====== Supplied records ======

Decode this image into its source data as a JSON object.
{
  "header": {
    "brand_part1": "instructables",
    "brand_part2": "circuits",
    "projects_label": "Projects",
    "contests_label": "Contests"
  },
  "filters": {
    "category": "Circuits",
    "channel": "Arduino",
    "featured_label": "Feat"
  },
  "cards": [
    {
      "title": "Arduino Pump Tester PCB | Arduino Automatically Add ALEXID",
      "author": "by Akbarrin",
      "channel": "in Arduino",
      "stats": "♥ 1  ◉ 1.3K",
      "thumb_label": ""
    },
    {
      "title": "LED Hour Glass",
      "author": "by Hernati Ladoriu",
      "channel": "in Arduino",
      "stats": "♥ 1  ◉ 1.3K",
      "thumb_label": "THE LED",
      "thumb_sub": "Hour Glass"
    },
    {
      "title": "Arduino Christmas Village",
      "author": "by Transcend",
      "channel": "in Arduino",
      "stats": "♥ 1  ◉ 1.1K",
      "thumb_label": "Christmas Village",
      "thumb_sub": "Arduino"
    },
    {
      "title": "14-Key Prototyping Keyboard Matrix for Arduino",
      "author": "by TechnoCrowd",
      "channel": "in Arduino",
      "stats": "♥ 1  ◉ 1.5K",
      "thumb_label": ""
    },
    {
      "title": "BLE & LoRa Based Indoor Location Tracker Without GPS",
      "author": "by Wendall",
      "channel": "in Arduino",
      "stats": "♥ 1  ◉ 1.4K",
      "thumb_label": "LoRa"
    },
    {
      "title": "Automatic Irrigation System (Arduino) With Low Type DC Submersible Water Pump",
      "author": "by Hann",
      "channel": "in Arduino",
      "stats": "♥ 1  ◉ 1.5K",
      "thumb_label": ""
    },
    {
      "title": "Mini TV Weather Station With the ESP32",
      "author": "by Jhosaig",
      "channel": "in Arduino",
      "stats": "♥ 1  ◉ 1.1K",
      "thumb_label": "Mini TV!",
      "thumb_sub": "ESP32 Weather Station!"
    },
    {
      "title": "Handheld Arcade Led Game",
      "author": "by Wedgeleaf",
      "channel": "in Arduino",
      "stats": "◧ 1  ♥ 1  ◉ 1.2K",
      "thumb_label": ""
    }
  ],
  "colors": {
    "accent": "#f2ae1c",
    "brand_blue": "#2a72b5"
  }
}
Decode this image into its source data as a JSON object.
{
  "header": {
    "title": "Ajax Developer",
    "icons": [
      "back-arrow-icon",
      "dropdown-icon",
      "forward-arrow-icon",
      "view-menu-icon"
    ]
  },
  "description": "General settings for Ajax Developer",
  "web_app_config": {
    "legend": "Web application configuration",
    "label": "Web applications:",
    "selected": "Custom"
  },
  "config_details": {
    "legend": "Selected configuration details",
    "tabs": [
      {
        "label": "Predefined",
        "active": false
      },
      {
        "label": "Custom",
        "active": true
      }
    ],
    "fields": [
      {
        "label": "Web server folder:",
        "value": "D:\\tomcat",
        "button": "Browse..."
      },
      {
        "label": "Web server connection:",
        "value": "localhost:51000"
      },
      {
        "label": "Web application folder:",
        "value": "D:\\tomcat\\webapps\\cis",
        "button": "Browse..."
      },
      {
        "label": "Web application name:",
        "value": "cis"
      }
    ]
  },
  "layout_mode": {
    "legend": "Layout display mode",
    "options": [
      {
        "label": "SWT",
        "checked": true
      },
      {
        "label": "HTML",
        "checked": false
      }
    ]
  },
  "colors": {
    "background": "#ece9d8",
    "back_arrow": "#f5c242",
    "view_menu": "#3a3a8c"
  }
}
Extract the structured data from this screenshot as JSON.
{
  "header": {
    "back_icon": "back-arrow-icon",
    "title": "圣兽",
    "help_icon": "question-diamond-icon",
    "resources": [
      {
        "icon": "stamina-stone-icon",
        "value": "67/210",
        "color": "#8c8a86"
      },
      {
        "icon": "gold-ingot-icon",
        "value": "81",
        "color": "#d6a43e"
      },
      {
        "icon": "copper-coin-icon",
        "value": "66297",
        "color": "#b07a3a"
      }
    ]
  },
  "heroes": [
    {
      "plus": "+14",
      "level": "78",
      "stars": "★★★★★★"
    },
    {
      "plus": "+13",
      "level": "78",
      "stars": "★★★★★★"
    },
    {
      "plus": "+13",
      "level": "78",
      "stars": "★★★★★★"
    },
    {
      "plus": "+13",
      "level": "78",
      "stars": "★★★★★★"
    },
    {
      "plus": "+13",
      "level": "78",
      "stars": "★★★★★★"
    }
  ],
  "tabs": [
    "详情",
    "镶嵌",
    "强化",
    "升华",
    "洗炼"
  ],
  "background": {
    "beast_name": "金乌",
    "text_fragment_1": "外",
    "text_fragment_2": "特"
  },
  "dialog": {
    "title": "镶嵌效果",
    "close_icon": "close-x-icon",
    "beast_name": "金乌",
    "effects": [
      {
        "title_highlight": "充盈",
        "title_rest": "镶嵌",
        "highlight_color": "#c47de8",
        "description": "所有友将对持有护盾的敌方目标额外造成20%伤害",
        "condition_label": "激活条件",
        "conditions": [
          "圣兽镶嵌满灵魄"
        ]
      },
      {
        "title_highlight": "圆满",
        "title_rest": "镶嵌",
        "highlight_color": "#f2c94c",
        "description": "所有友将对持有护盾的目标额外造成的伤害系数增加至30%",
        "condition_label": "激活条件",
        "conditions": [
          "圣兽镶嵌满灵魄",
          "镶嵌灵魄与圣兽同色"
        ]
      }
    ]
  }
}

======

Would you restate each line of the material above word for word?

Decode this image into its source data as a JSON object.
{
  "header": {
    "brand_part1": "instructables",
    "brand_part2": "circuits",
    "projects_label": "Projects",
    "contests_label": "Contests"
  },
  "filters": {
    "category": "Circuits",
    "channel": "Arduino",
    "featured_label": "Feat"
  },
  "cards": [
    {
      "title": "Arduino Pump Tester PCB | Arduino Automatically Add ALEXID",
      "author": "by Akbarrin",
      "channel": "in Arduino",
      "stats": "♥ 1  ◉ 1.3K",
      "thumb_label": ""
    },
    {
      "title": "LED Hour Glass",
      "author": "by Hernati Ladoriu",
      "channel": "in Arduino",
      "stats": "♥ 1  ◉ 1.3K",
      "thumb_label": "THE LED",
      "thumb_sub": "Hour Glass"
    },
    {
      "title": "Arduino Christmas Village",
      "author": "by Transcend",
      "channel": "in Arduino",
      "stats": "♥ 1  ◉ 1.1K",
      "thumb_label": "Christmas Village",
      "thumb_sub": "Arduino"
    },
    {
      "title": "14-Key Prototyping Keyboard Matrix for Arduino",
      "author": "by TechnoCrowd",
      "channel": "in Arduino",
      "stats": "♥ 1  ◉ 1.5K",
      "thumb_label": ""
    },
    {
      "title": "BLE & LoRa Based Indoor Location Tracker Without GPS",
      "author": "by Wendall",
      "channel": "in Arduino",
      "stats": "♥ 1  ◉ 1.4K",
      "thumb_label": "LoRa"
    },
    {
      "title": "Automatic Irrigation System (Arduino) With Low Type DC Submersible Water Pump",
      "author": "by Hann",
      "channel": "in Arduino",
      "stats": "♥ 1  ◉ 1.5K",
      "thumb_label": ""
    },
    {
      "title": "Mini TV Weather Station With the ESP32",
      "author": "by Jhosaig",
      "channel": "in Arduino",
      "stats": "♥ 1  ◉ 1.1K",
      "thumb_label": "Mini TV!",
      "thumb_sub": "ESP32 Weather Station!"
    },
    {
      "title": "Handheld Arcade Led Game",
      "author": "by Wedgeleaf",
      "channel": "in Arduino",
      "stats": "◧ 1  ♥ 1  ◉ 1.2K",
      "thumb_label": ""
    }
  ],
  "colors": {
    "accent": "#f2ae1c",
    "brand_blue": "#2a72b5"
  }
}
Decode this image into its source data as a JSON object.
{
  "header": {
    "title": "Ajax Developer",
    "icons": [
      "back-arrow-icon",
      "dropdown-icon",
      "forward-arrow-icon",
      "view-menu-icon"
    ]
  },
  "description": "General settings for Ajax Developer",
  "web_app_config": {
    "legend": "Web application configuration",
    "label": "Web applications:",
    "selected": "Custom"
  },
  "config_details": {
    "legend": "Selected configuration details",
    "tabs": [
      {
        "label": "Predefined",
        "active": false
      },
      {
        "label": "Custom",
        "active": true
      }
    ],
    "fields": [
      {
        "label": "Web server folder:",
        "value": "D:\\tomcat",
        "button": "Browse..."
      },
      {
        "label": "Web server connection:",
        "value": "localhost:51000"
      },
      {
        "label": "Web application folder:",
        "value": "D:\\tomcat\\webapps\\cis",
        "button": "Browse..."
      },
      {
        "label": "Web application name:",
        "value": "cis"
      }
    ]
  },
  "layout_mode": {
    "legend": "Layout display mode",
    "options": [
      {
        "label": "SWT",
        "checked": true
      },
      {
        "label": "HTML",
        "checked": false
      }
    ]
  },
  "colors": {
    "background": "#ece9d8",
    "back_arrow": "#f5c242",
    "view_menu": "#3a3a8c"
  }
}
Extract the structured data from this screenshot as JSON.
{
  "header": {
    "back_icon": "back-arrow-icon",
    "title": "圣兽",
    "help_icon": "question-diamond-icon",
    "resources": [
      {
        "icon": "stamina-stone-icon",
        "value": "67/210",
        "color": "#8c8a86"
      },
      {
        "icon": "gold-ingot-icon",
        "value": "81",
        "color": "#d6a43e"
      },
      {
        "icon": "copper-coin-icon",
        "value": "66297",
        "color": "#b07a3a"
      }
    ]
  },
  "heroes": [
    {
      "plus": "+14",
      "level": "78",
      "stars": "★★★★★★"
    },
    {
      "plus": "+13",
      "level": "78",
      "stars": "★★★★★★"
    },
    {
      "plus": "+13",
      "level": "78",
      "stars": "★★★★★★"
    },
    {
      "plus": "+13",
      "level": "78",
      "stars": "★★★★★★"
    },
    {
      "plus": "+13",
      "level": "78",
      "stars": "★★★★★★"
    }
  ],
  "tabs": [
    "详情",
    "镶嵌",
    "强化",
    "升华",
    "洗炼"
  ],
  "background": {
    "beast_name": "金乌",
    "text_fragment_1": "外",
    "text_fragment_2": "特"
  },
  "dialog": {
    "title": "镶嵌效果",
    "close_icon": "close-x-icon",
    "beast_name": "金乌",
    "effects": [
      {
        "title_highlight": "充盈",
        "title_rest": "镶嵌",
        "highlight_color": "#c47de8",
        "description": "所有友将对持有护盾的敌方目标额外造成20%伤害",
        "condition_label": "激活条件",
        "conditions": [
          "圣兽镶嵌满灵魄"
        ]
      },
      {
        "title_highlight": "圆满",
        "title_rest": "镶嵌",
        "highlight_color": "#f2c94c",
        "description": "所有友将对持有护盾的目标额外造成的伤害系数增加至30%",
        "condition_label": "激活条件",
        "conditions": [
          "圣兽镶嵌满灵魄",
          "镶嵌灵魄与圣兽同色"
        ]
      }
    ]
  }
}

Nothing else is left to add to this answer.